* **DATA SECTION**:

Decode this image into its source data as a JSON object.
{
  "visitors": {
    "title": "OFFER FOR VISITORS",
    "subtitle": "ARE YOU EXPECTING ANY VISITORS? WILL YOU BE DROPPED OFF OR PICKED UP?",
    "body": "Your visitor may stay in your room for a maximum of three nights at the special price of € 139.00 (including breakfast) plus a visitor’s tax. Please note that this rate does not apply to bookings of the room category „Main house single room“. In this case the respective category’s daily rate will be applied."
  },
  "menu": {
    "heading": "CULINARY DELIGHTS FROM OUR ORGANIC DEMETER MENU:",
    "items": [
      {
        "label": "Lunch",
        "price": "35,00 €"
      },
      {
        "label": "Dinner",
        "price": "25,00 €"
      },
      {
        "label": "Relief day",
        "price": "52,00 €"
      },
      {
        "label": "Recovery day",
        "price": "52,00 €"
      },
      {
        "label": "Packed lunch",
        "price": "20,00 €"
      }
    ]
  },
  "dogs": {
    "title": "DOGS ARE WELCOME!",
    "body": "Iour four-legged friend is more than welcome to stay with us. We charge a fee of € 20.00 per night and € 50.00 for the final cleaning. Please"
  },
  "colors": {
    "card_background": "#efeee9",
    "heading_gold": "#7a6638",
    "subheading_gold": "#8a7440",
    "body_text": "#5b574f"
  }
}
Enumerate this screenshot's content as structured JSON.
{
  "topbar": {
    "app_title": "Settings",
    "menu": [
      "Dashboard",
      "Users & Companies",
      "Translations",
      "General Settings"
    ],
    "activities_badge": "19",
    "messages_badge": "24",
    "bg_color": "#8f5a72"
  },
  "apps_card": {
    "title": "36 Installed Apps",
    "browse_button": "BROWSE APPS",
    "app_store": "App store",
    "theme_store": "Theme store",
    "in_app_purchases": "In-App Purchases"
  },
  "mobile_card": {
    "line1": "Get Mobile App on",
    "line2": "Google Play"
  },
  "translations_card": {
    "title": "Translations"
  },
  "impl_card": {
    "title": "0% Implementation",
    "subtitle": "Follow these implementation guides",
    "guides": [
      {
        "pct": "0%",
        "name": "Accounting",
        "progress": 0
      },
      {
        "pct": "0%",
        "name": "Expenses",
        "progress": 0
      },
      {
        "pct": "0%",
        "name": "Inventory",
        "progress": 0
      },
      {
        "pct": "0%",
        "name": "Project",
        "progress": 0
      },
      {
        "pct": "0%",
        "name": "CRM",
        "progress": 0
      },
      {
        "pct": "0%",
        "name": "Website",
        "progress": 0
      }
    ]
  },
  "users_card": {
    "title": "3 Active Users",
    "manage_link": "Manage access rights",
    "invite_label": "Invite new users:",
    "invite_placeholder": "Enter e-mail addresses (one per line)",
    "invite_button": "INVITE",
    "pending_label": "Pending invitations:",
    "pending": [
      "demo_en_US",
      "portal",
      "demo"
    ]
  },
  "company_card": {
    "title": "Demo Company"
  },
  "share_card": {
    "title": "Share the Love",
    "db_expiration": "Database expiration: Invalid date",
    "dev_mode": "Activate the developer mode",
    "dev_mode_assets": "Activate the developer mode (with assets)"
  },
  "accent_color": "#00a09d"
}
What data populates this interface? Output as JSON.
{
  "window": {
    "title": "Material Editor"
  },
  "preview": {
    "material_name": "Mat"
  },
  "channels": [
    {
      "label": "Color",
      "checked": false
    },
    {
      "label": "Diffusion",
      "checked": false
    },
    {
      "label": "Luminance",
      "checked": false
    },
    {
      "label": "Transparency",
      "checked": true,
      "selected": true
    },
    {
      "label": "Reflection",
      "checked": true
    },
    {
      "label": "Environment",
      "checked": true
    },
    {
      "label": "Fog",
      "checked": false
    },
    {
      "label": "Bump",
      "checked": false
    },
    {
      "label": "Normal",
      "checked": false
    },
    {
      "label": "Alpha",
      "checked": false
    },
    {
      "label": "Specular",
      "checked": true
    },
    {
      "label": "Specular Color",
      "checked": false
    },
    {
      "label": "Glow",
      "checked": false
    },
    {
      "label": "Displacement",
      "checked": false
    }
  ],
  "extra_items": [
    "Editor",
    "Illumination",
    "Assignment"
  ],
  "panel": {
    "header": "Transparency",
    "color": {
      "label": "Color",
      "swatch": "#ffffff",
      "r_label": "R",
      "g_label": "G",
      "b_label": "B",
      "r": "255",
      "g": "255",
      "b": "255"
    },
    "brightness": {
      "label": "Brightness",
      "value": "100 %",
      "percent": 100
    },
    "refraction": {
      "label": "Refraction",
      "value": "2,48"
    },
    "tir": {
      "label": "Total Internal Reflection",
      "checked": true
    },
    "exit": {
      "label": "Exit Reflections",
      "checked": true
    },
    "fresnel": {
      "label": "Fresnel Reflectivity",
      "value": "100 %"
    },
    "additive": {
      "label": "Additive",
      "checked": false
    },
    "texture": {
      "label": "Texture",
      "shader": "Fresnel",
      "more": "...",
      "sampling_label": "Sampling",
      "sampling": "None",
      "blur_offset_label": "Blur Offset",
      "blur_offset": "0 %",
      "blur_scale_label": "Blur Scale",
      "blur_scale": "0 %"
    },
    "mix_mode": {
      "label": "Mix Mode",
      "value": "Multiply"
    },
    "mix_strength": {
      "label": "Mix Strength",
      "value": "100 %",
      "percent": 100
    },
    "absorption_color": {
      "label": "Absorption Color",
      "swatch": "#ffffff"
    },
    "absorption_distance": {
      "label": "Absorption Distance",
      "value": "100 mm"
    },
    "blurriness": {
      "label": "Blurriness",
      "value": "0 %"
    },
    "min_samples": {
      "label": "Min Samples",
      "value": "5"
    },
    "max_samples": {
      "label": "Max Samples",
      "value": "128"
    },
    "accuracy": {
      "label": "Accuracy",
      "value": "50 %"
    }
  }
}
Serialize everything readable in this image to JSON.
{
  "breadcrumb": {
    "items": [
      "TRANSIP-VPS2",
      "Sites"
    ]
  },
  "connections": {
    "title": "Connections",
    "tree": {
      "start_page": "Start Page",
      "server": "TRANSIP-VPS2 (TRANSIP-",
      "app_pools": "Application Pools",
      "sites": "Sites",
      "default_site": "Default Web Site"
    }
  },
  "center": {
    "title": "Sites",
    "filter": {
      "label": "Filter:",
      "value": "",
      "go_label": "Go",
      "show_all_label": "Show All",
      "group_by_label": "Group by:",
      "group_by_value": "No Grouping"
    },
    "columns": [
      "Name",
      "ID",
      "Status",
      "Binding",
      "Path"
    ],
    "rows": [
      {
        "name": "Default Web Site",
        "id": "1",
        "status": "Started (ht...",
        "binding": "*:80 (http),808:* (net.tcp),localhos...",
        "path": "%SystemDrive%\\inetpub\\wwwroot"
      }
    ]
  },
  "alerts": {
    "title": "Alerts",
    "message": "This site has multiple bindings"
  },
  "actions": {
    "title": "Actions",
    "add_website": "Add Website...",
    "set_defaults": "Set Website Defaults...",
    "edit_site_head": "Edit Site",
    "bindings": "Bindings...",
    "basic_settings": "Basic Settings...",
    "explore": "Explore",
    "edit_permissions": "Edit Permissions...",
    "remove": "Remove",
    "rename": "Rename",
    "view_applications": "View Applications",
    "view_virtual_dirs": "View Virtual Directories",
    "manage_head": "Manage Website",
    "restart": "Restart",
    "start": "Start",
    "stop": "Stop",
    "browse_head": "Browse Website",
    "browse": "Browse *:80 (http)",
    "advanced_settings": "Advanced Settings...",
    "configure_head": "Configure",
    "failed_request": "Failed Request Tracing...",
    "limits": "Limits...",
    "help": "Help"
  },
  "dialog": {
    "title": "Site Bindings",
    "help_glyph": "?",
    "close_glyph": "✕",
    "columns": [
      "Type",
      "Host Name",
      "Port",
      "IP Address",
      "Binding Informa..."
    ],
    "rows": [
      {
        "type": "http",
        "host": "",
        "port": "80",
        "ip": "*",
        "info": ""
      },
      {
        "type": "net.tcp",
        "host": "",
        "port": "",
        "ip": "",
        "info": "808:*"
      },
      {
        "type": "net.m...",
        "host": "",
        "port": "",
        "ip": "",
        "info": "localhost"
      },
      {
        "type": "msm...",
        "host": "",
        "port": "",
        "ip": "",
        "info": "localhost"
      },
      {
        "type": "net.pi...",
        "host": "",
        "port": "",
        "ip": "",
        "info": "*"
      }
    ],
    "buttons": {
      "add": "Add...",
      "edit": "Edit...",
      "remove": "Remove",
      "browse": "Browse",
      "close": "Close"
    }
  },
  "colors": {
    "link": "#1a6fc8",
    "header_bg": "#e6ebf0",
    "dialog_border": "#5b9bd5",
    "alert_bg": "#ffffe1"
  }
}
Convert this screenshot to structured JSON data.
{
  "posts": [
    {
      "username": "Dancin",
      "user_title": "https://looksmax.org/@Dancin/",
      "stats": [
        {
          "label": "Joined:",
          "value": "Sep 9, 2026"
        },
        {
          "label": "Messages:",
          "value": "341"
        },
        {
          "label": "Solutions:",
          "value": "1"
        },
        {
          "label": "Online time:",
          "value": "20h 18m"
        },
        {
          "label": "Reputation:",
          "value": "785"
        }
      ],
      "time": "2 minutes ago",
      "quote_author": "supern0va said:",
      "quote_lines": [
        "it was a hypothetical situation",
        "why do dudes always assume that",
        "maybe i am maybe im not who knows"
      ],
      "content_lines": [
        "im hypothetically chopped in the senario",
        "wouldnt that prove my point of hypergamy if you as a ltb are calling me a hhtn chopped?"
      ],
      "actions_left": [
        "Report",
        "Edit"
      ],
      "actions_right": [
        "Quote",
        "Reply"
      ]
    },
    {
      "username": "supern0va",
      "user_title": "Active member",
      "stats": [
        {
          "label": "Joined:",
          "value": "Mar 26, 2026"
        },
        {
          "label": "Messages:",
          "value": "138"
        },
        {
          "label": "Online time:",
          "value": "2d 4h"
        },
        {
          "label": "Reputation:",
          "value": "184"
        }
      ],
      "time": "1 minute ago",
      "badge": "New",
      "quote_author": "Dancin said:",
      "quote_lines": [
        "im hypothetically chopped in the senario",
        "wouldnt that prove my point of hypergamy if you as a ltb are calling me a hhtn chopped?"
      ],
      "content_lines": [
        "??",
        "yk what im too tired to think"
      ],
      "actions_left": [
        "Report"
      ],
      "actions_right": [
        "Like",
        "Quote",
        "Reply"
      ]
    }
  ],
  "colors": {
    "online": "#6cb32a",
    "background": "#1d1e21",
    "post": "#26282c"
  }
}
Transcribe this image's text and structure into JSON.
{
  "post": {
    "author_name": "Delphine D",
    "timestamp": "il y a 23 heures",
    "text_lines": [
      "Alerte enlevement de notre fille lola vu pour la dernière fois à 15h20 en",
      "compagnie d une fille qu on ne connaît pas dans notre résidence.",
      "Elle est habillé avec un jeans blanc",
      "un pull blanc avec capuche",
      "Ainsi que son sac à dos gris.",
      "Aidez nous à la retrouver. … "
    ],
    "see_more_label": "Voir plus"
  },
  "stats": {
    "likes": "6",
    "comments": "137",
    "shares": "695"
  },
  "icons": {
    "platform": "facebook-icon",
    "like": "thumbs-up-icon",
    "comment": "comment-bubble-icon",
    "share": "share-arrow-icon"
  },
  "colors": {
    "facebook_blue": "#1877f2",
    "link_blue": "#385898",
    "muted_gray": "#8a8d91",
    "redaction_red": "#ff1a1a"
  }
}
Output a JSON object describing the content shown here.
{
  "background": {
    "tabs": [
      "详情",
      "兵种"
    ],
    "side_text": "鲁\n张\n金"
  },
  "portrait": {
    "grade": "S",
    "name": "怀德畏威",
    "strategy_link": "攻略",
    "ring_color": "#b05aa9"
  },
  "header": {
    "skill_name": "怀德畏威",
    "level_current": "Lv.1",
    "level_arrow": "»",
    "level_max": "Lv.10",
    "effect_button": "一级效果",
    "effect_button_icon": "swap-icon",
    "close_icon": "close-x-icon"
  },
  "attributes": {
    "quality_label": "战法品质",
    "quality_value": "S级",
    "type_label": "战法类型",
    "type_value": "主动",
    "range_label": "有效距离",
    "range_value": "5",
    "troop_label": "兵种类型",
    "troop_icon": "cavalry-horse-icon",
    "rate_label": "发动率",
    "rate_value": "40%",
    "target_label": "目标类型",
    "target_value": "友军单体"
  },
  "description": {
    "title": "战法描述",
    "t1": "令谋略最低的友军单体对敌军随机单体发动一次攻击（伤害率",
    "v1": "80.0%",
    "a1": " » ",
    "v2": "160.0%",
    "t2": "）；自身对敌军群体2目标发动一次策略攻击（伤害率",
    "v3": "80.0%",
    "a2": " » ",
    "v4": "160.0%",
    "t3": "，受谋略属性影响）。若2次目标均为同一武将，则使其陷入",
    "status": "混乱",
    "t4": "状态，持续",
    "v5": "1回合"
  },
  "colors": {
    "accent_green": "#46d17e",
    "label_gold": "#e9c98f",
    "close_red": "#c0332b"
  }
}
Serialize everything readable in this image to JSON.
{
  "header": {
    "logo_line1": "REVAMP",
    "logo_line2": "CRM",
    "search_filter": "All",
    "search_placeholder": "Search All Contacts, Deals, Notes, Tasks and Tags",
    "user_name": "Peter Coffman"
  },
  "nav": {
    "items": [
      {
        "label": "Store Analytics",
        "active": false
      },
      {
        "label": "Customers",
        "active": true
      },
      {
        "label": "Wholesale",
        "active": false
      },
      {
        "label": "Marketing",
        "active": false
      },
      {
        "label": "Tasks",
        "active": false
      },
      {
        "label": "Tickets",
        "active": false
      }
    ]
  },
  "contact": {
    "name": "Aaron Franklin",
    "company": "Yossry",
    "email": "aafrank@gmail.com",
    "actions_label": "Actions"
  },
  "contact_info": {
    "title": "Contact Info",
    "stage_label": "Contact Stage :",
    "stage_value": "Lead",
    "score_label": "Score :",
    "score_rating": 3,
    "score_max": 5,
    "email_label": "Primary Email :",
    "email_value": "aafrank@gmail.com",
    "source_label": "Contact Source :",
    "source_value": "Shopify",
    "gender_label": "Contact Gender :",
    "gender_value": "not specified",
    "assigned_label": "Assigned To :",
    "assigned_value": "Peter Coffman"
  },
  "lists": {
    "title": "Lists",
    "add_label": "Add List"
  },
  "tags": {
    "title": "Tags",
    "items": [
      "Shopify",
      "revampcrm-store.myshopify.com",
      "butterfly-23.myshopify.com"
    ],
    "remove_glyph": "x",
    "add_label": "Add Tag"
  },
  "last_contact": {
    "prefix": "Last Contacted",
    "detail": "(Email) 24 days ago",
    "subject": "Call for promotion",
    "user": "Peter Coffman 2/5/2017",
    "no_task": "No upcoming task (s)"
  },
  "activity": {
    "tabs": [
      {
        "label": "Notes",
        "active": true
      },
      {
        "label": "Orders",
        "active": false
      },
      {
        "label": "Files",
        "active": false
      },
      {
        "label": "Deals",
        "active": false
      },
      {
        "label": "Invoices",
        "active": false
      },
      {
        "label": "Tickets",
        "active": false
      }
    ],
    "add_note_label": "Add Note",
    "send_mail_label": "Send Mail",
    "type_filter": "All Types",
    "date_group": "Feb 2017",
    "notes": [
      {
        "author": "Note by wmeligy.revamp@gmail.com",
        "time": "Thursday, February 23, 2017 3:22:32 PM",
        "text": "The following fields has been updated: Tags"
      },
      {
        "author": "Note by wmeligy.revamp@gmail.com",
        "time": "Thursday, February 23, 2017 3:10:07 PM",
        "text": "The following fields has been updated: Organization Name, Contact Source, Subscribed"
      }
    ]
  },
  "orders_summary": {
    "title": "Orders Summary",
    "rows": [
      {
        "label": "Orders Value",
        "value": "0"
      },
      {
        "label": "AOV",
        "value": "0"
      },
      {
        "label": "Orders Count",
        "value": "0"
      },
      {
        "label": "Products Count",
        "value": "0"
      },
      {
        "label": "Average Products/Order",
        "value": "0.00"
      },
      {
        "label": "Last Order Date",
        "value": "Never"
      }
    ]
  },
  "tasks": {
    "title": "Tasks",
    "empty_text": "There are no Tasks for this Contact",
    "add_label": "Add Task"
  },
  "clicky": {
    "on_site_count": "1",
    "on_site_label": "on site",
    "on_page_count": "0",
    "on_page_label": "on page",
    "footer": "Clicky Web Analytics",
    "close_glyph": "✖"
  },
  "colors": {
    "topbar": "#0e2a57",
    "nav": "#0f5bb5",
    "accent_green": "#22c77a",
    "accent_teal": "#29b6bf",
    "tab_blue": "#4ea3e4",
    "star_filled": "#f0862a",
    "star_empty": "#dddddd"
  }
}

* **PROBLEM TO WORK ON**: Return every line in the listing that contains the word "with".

* **RESPONSE TO THE TASK**:
    "body": "Iour four-legged friend is more than welcome to stay with us. We charge a fee of € 20.00 per night and € 50.00 for the final cleaning. Please"
    "dev_mode_assets": "Activate the developer mode (with assets)"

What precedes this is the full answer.